▶ **Element data from apps and pages**:

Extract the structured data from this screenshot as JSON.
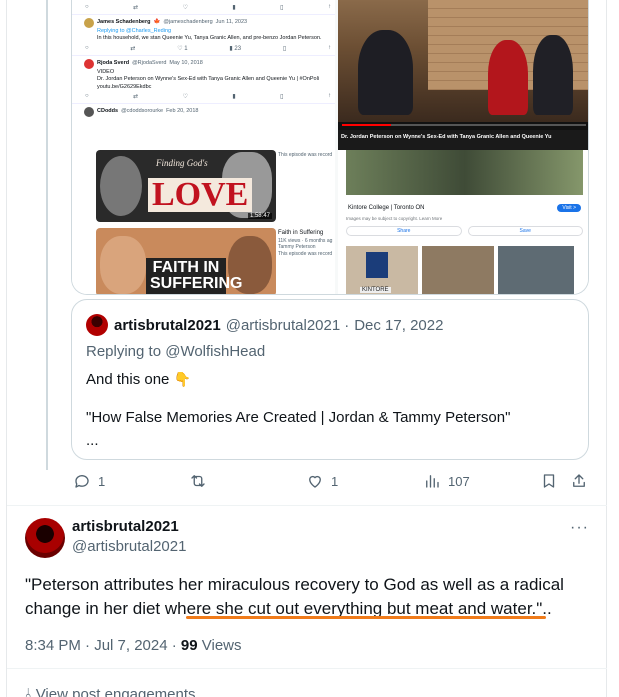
{
  "media": {
    "embedded_tweets": [
      {
        "name": "James Schadenberg",
        "flag": "🍁",
        "handle": "@jameschadenberg",
        "date": "Jun 11, 2023",
        "replying_to": "Replying to @Charles_Reding",
        "body": "In this household, we stan Queenie Yu, Tanya Granic Allen, and pre-benzo Jordan Peterson.",
        "stats": {
          "retweets": "",
          "likes": "1",
          "views": "23"
        }
      },
      {
        "name": "Rjoda Sverd",
        "handle": "@RjodaSverd",
        "date": "May 10, 2018",
        "label": "VIDEO",
        "body": "Dr. Jordan Peterson on Wynne's Sex-Ed with Tanya Granic Allen and Queenie Yu | #OnPoli youtu.be/G2629Ekdbc"
      },
      {
        "name": "CDodds",
        "handle": "@cdoddsorourke",
        "date": "Feb 20, 2018"
      }
    ],
    "video": {
      "time": "1:56 / 4:06",
      "caption": "Dr. Jordan Peterson on Wynne's Sex-Ed with Tanya Granic Allen and Queenie Yu"
    },
    "podcasts": [
      {
        "title_art": "LOVE",
        "overlay": "Finding God's",
        "duration": "1:58:47",
        "meta": "This episode was record"
      },
      {
        "title_art": "FAITH IN SUFFERING",
        "meta_title": "Faith in Suffering",
        "meta_views": "11K views · 6 months ag",
        "meta_author": "Tammy Peterson",
        "meta": "This episode was record"
      }
    ],
    "place_card": {
      "title": "Kintore College | Toronto ON",
      "subtitle": "Images may be subject to copyright. Learn More",
      "visit": "Visit >",
      "share": "Share",
      "save": "Save",
      "sign_text": "KINTORE"
    }
  },
  "quote": {
    "name": "artisbrutal2021",
    "handle": "@artisbrutal2021",
    "date": "Dec 17, 2022",
    "replying_to": "Replying to @WolfishHead",
    "text_line1": "And this one",
    "emoji": "👇",
    "text_line2": "\"How False Memories Are Created | Jordan & Tammy Peterson\"",
    "text_line3": "..."
  },
  "actions": {
    "replies": "1",
    "retweets": "",
    "likes": "1",
    "views": "107"
  },
  "main": {
    "name": "artisbrutal2021",
    "handle": "@artisbrutal2021",
    "more": "···",
    "text": "\"Peterson attributes her miraculous recovery to God as well as a radical change in her diet where she cut out everything but meat and water.\"..",
    "time": "8:34 PM · Jul 7, 2024 · ",
    "views_count": "99",
    "views_label": " Views",
    "view_engagements": "View post engagements"
  },
  "colors": {
    "highlight_underline": "#f07b1a",
    "link": "#1d9bf0",
    "secondary_text": "#536471"
  }
}
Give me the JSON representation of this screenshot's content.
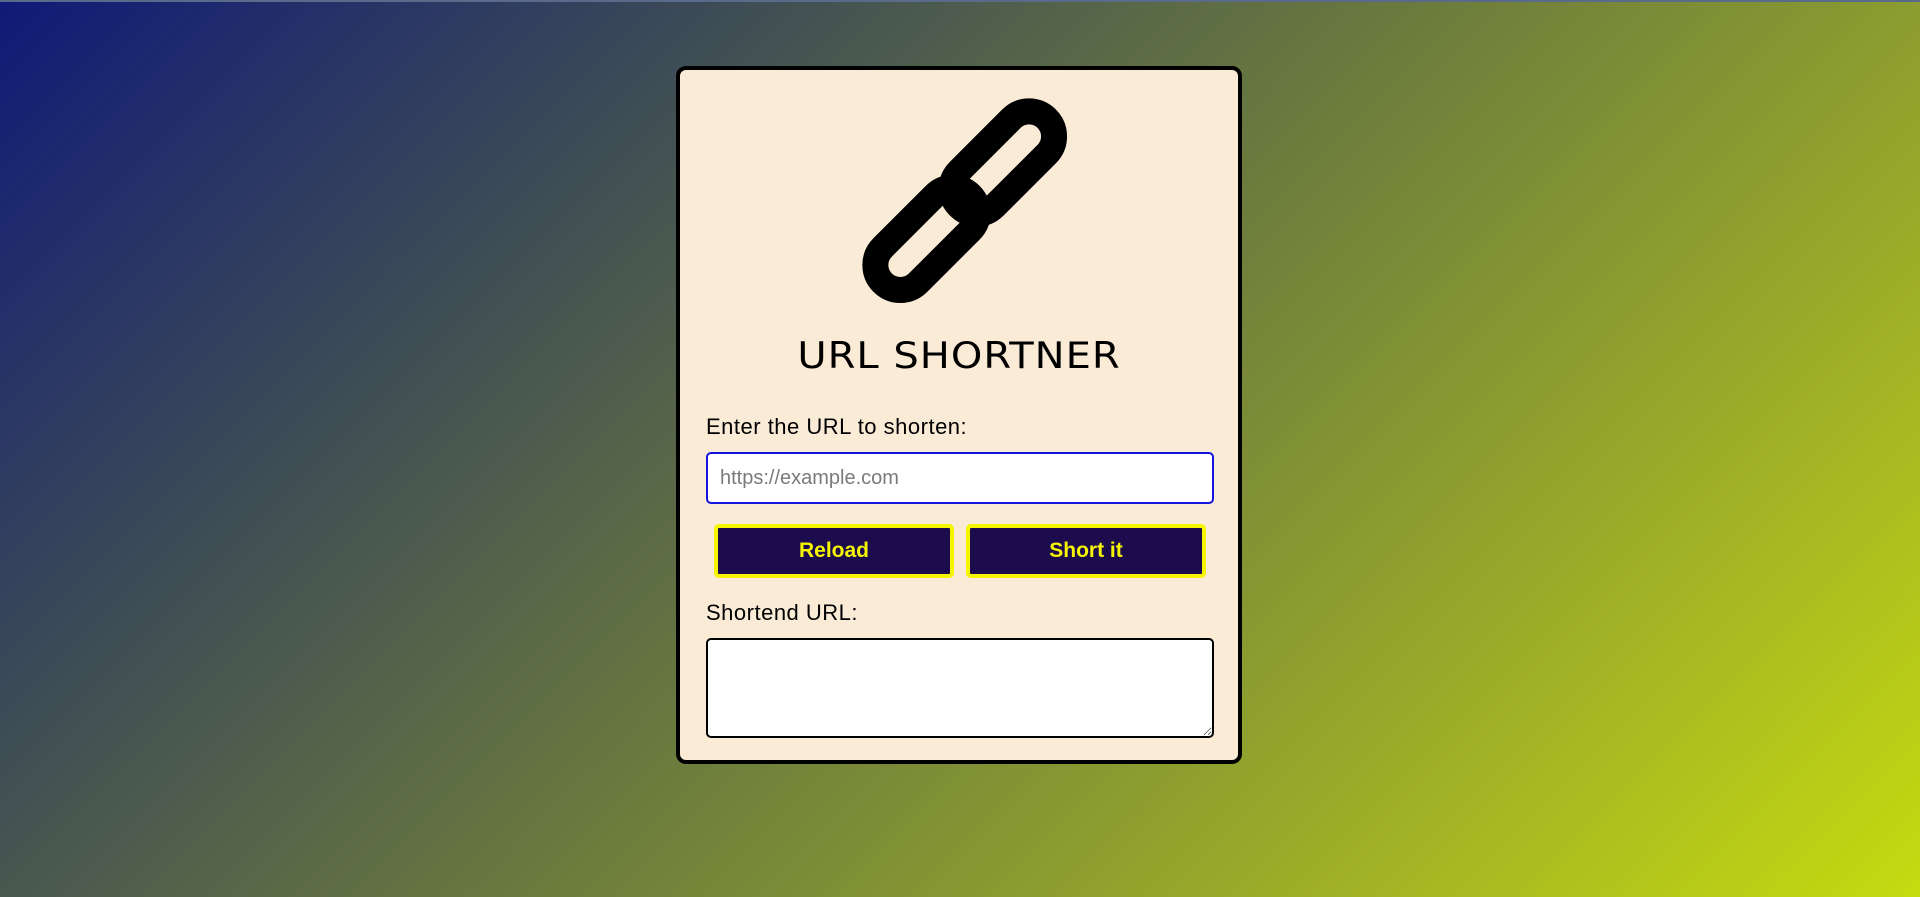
{
  "app": {
    "title": "URL SHORTNER",
    "logo_icon": "chain-link-icon"
  },
  "form": {
    "url_label": "Enter the URL to shorten:",
    "url_placeholder": "https://example.com",
    "url_value": "",
    "reload_label": "Reload",
    "short_label": "Short it",
    "result_label": "Shortend URL:",
    "result_value": ""
  },
  "colors": {
    "card_background": "#faebd7",
    "button_background": "#1c0c4e",
    "button_accent": "#f5f500",
    "input_border": "#1414e0"
  }
}
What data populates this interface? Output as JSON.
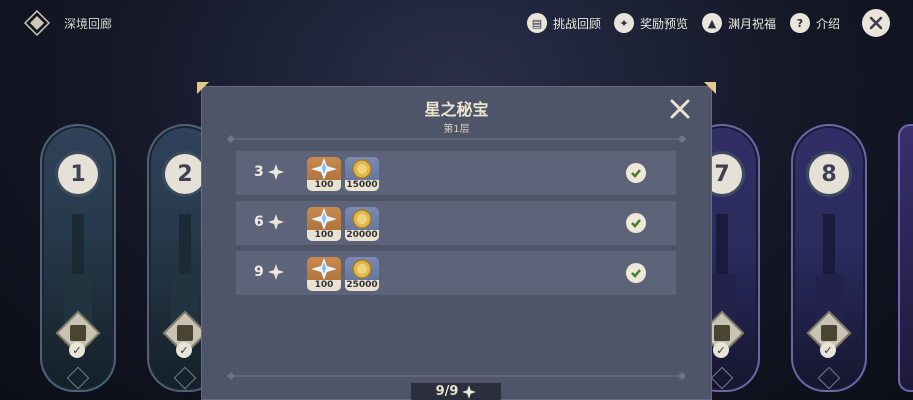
{
  "header": {
    "title": "深境回廊",
    "nav": [
      {
        "label": "挑战回顾",
        "icon": "book-icon"
      },
      {
        "label": "奖励预览",
        "icon": "star-badge-icon"
      },
      {
        "label": "渊月祝福",
        "icon": "moon-blessing-icon"
      },
      {
        "label": "介绍",
        "icon": "help-icon"
      }
    ]
  },
  "floors": [
    {
      "number": "1"
    },
    {
      "number": "2"
    },
    {
      "number": "7"
    },
    {
      "number": "8"
    }
  ],
  "dialog": {
    "title": "星之秘宝",
    "subtitle": "第1层",
    "rows": [
      {
        "stars": "3",
        "gem_qty": "100",
        "coin_qty": "15000"
      },
      {
        "stars": "6",
        "gem_qty": "100",
        "coin_qty": "20000"
      },
      {
        "stars": "9",
        "gem_qty": "100",
        "coin_qty": "25000"
      }
    ],
    "total": "9/9"
  },
  "colors": {
    "accent": "#ebe4cf",
    "panel": "#4f5569",
    "row": "#5d6479",
    "check": "#4a7a30"
  }
}
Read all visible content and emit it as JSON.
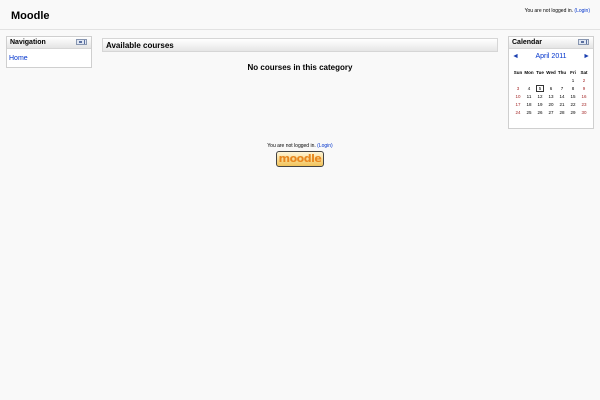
{
  "header": {
    "site_title": "Moodle",
    "login_text": "You are not logged in.",
    "login_link": "(Login)"
  },
  "navigation": {
    "title": "Navigation",
    "home_link": "Home"
  },
  "main": {
    "section_title": "Available courses",
    "empty_message": "No courses in this category"
  },
  "calendar": {
    "title": "Calendar",
    "month_label": "April 2011",
    "prev_arrow": "◄",
    "next_arrow": "►",
    "weekdays": [
      "Sun",
      "Mon",
      "Tue",
      "Wed",
      "Thu",
      "Fri",
      "Sat"
    ],
    "weeks": [
      [
        "",
        "",
        "",
        "",
        "",
        "1",
        "2"
      ],
      [
        "3",
        "4",
        "5",
        "6",
        "7",
        "8",
        "9"
      ],
      [
        "10",
        "11",
        "12",
        "13",
        "14",
        "15",
        "16"
      ],
      [
        "17",
        "18",
        "19",
        "20",
        "21",
        "22",
        "23"
      ],
      [
        "24",
        "25",
        "26",
        "27",
        "28",
        "29",
        "30"
      ]
    ],
    "today": "5"
  },
  "footer": {
    "login_text": "You are not logged in.",
    "login_link": "(Login)",
    "logo_text": "moodle"
  }
}
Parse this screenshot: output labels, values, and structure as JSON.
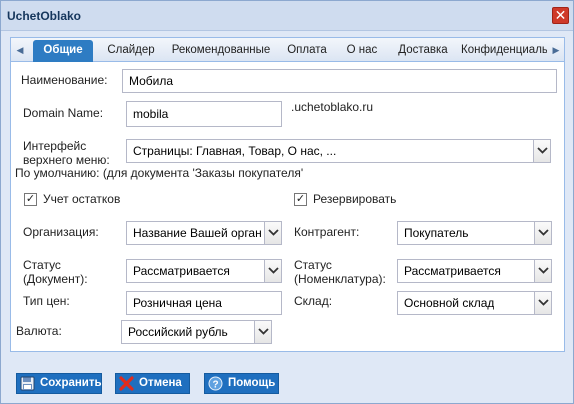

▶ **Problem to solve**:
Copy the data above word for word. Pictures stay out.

▶ **Output below**:
Extract the structured data from this screenshot as JSON.
{
  "media": {
    "embedded_tweets": [
      {
        "name": "James Schadenberg",
        "flag": "🍁",
        "handle": "@jameschadenberg",
        "date": "Jun 11, 2023",
        "replying_to": "Replying to @Charles_Reding",
        "body": "In this household, we stan Queenie Yu, Tanya Granic Allen, and pre-benzo Jordan Peterson.",
        "stats": {
          "retweets": "",
          "likes": "1",
          "views": "23"
        }
      },
      {
        "name": "Rjoda Sverd",
        "handle": "@RjodaSverd",
        "date": "May 10, 2018",
        "label": "VIDEO",
        "body": "Dr. Jordan Peterson on Wynne's Sex-Ed with Tanya Granic Allen and Queenie Yu | #OnPoli youtu.be/G2629Ekdbc"
      },
      {
        "name": "CDodds",
        "handle": "@cdoddsorourke",
        "date": "Feb 20, 2018"
      }
    ],
    "video": {
      "time": "1:56 / 4:06",
      "caption": "Dr. Jordan Peterson on Wynne's Sex-Ed with Tanya Granic Allen and Queenie Yu"
    },
    "podcasts": [
      {
        "title_art": "LOVE",
        "overlay": "Finding God's",
        "duration": "1:58:47",
        "meta": "This episode was record"
      },
      {
        "title_art": "FAITH IN SUFFERING",
        "meta_title": "Faith in Suffering",
        "meta_views": "11K views · 6 months ag",
        "meta_author": "Tammy Peterson",
        "meta": "This episode was record"
      }
    ],
    "place_card": {
      "title": "Kintore College | Toronto ON",
      "subtitle": "Images may be subject to copyright. Learn More",
      "visit": "Visit >",
      "share": "Share",
      "save": "Save",
      "sign_text": "KINTORE"
    }
  },
  "quote": {
    "name": "artisbrutal2021",
    "handle": "@artisbrutal2021",
    "date": "Dec 17, 2022",
    "replying_to": "Replying to @WolfishHead",
    "text_line1": "And this one",
    "emoji": "👇",
    "text_line2": "\"How False Memories Are Created | Jordan & Tammy Peterson\"",
    "text_line3": "..."
  },
  "actions": {
    "replies": "1",
    "retweets": "",
    "likes": "1",
    "views": "107"
  },
  "main": {
    "name": "artisbrutal2021",
    "handle": "@artisbrutal2021",
    "more": "···",
    "text": "\"Peterson attributes her miraculous recovery to God as well as a radical change in her diet where she cut out everything but meat and water.\"..",
    "time": "8:34 PM · Jul 7, 2024 · ",
    "views_count": "99",
    "views_label": " Views",
    "view_engagements": "View post engagements"
  },
  "colors": {
    "highlight_underline": "#f07b1a",
    "link": "#1d9bf0",
    "secondary_text": "#536471"
  }
}
Give me the JSON representation of this screenshot's content.
{
  "app": {
    "title": "URL SHORTNER",
    "logo_icon": "chain-link-icon"
  },
  "form": {
    "url_label": "Enter the URL to shorten:",
    "url_placeholder": "https://example.com",
    "url_value": "",
    "reload_label": "Reload",
    "short_label": "Short it",
    "result_label": "Shortend URL:",
    "result_value": ""
  },
  "colors": {
    "card_background": "#faebd7",
    "button_background": "#1c0c4e",
    "button_accent": "#f5f500",
    "input_border": "#1414e0"
  }
}
What data populates this interface? Output as JSON.
{
  "header": {
    "title": "深境回廊",
    "nav": [
      {
        "label": "挑战回顾",
        "icon": "book-icon"
      },
      {
        "label": "奖励预览",
        "icon": "star-badge-icon"
      },
      {
        "label": "渊月祝福",
        "icon": "moon-blessing-icon"
      },
      {
        "label": "介绍",
        "icon": "help-icon"
      }
    ]
  },
  "floors": [
    {
      "number": "1"
    },
    {
      "number": "2"
    },
    {
      "number": "7"
    },
    {
      "number": "8"
    }
  ],
  "dialog": {
    "title": "星之秘宝",
    "subtitle": "第1层",
    "rows": [
      {
        "stars": "3",
        "gem_qty": "100",
        "coin_qty": "15000"
      },
      {
        "stars": "6",
        "gem_qty": "100",
        "coin_qty": "20000"
      },
      {
        "stars": "9",
        "gem_qty": "100",
        "coin_qty": "25000"
      }
    ],
    "total": "9/9"
  },
  "colors": {
    "accent": "#ebe4cf",
    "panel": "#4f5569",
    "row": "#5d6479",
    "check": "#4a7a30"
  }
}
Read all visible content and emit it as JSON.
{
  "header": {
    "site_title": "Moodle",
    "login_text": "You are not logged in.",
    "login_link": "(Login)"
  },
  "navigation": {
    "title": "Navigation",
    "home_link": "Home"
  },
  "main": {
    "section_title": "Available courses",
    "empty_message": "No courses in this category"
  },
  "calendar": {
    "title": "Calendar",
    "month_label": "April 2011",
    "prev_arrow": "◄",
    "next_arrow": "►",
    "weekdays": [
      "Sun",
      "Mon",
      "Tue",
      "Wed",
      "Thu",
      "Fri",
      "Sat"
    ],
    "weeks": [
      [
        "",
        "",
        "",
        "",
        "",
        "1",
        "2"
      ],
      [
        "3",
        "4",
        "5",
        "6",
        "7",
        "8",
        "9"
      ],
      [
        "10",
        "11",
        "12",
        "13",
        "14",
        "15",
        "16"
      ],
      [
        "17",
        "18",
        "19",
        "20",
        "21",
        "22",
        "23"
      ],
      [
        "24",
        "25",
        "26",
        "27",
        "28",
        "29",
        "30"
      ]
    ],
    "today": "5"
  },
  "footer": {
    "login_text": "You are not logged in.",
    "login_link": "(Login)",
    "logo_text": "moodle"
  }
}
Parse this screenshot: output labels, values, and structure as JSON.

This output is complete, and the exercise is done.